The Sharia laws emerged together with the emergence of Islam. They are nothing but a beacon for men pointing towards the path to righteous life, the all-out grace bestowed on man by Allah. This is the translation of the Arabic word ‘sharia’ – the path.
Faith as a characteristic of the soul is inseparable from the man’s deeds, therefore the laws prescribed by the Lord serve both to ensure the correct worshipping of the One God and the correct performance of day-to-day chores in the righteous way. When the Prophet was alive, these rules proceeded from him as God’s Messenger and the Source of His Revelations. After his death, they remained to be found in the Quran and Sunnah. Sharia is a code of rules which facilitate the triumph of good over evil and the triumph of Allah’s truth over Satan’s lies.
God makes no distinction between the laws of faith and the laws of jurisprudence.
For Him they make up one whole. They are all recorded in the Quran and supplemented in the Sunnah. Sharia thus defends the basic values and rights of man; faith, life, family, intellect, property. Sharia defends each man’s right to turn to his Lord and delineates the rules of this recourse to make it easy for man. Sharia is a path to God. The magnificence of our religion is manifested in its tying together the faith and the deeds, the prayer and the day-to-day pursuits, the worshipping of Allah and the compliance with communal regulations. And all of these can be found in the Holy Quran from which Sharia takes its laws and rules. “We have revealed the Quran as an Arabic legislation.” (13:37)

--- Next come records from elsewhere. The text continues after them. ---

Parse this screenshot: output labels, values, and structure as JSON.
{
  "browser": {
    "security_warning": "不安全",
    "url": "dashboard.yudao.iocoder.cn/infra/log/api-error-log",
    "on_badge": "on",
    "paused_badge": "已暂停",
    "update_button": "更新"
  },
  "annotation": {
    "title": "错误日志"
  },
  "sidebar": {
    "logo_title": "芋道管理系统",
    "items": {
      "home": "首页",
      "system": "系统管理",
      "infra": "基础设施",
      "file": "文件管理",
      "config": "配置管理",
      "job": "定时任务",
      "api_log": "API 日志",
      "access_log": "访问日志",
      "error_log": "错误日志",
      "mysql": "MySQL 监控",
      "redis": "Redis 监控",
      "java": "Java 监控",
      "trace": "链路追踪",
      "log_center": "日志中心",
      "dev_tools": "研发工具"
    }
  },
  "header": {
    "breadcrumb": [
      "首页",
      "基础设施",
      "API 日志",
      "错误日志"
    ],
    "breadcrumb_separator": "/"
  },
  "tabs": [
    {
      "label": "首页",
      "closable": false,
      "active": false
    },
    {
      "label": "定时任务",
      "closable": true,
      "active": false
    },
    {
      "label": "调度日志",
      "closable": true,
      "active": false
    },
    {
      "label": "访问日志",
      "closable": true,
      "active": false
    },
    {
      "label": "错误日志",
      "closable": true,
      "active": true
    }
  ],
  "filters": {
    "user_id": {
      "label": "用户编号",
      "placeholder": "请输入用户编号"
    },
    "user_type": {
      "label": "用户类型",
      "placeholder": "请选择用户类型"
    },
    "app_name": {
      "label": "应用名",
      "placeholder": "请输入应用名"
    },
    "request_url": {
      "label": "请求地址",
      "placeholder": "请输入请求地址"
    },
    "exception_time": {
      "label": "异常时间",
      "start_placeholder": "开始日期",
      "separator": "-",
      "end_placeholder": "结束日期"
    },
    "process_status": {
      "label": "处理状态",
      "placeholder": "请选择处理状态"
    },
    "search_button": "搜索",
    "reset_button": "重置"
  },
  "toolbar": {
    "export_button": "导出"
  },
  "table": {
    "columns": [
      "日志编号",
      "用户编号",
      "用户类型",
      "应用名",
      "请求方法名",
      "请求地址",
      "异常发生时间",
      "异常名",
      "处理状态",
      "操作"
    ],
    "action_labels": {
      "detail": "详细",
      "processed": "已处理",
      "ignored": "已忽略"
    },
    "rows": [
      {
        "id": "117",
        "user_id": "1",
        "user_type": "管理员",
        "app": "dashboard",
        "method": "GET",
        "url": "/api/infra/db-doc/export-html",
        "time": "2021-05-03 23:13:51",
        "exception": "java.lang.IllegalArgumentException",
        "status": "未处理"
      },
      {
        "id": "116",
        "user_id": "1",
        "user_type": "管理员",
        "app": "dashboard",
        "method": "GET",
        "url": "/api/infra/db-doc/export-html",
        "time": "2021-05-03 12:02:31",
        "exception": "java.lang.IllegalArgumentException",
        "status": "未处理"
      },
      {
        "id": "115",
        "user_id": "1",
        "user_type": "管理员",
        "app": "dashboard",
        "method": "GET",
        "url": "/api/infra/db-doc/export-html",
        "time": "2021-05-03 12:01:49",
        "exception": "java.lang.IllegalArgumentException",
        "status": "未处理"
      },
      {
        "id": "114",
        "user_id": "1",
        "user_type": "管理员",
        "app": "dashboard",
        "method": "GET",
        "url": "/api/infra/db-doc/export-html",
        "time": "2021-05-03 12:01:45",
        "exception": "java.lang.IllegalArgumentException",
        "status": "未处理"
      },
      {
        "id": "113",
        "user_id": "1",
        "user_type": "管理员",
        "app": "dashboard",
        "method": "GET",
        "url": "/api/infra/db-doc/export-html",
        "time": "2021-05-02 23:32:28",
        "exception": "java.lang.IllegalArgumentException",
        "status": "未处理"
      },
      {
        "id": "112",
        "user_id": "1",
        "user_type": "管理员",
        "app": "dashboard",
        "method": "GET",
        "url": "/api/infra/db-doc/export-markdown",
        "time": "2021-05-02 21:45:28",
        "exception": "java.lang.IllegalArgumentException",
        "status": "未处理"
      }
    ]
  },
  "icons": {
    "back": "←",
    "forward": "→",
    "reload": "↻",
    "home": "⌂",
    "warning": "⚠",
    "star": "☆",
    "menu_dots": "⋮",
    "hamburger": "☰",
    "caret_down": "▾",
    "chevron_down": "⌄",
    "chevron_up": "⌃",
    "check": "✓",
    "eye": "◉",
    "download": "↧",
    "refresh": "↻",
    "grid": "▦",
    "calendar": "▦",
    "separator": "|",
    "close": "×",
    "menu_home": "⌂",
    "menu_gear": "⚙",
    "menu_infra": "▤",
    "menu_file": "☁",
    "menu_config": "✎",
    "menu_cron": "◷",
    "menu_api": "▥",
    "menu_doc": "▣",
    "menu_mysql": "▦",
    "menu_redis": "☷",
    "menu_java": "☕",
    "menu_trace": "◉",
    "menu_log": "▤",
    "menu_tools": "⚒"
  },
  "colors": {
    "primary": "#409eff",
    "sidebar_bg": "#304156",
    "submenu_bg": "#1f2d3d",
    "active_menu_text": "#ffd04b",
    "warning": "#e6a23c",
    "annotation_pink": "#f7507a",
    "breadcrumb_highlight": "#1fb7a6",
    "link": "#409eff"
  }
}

Another important source for the Sharia laws was the collective opinion of men of knowledge and authority, the ijma.
Allah Himself ordered men to consult each other and decide upon matters in this way. “Consult them in the matter. And when you have decided, then rely upon Allah. Indeed, Allah loves those who rely upon Him.” (3:159) The first ijma was conducted back in the 7th century. Seven ulama with authority gathered to consult each other on a number of matters which arose after the death of the Prophet. This way new norms of Sharia would appear, for example, the ruling in respect of the invalidity of a sale of non-manufactured goods or the right of the grandmother to claim one sixth of the inheritance. The ijma code was formed in the first centuries after the death of the Prophet and is complete.
Yet some entertain the possibility of reviving the ijma judgement as applied to modern issues. Such a revival may be risky for the authority of those making the judgement must match that of the Prophet and this can be a challenging task.
In modern times the additional sources of Sharia are drawn from ijtihad (the reasoning of the jurists), urf (the accepted order of things) and adat (accepted customs that do not contradict Islam). In fact, adat is well used in Sharia, for instance, the niqah for women and the kefiyyeh for men are nothing but adat worn by Arabs long before Islam.
It thus becomes clear that Sharia makes the best use of all the commandments of Allah to lead men to righteous life and Allah’s Grace in this life and in the hereafter.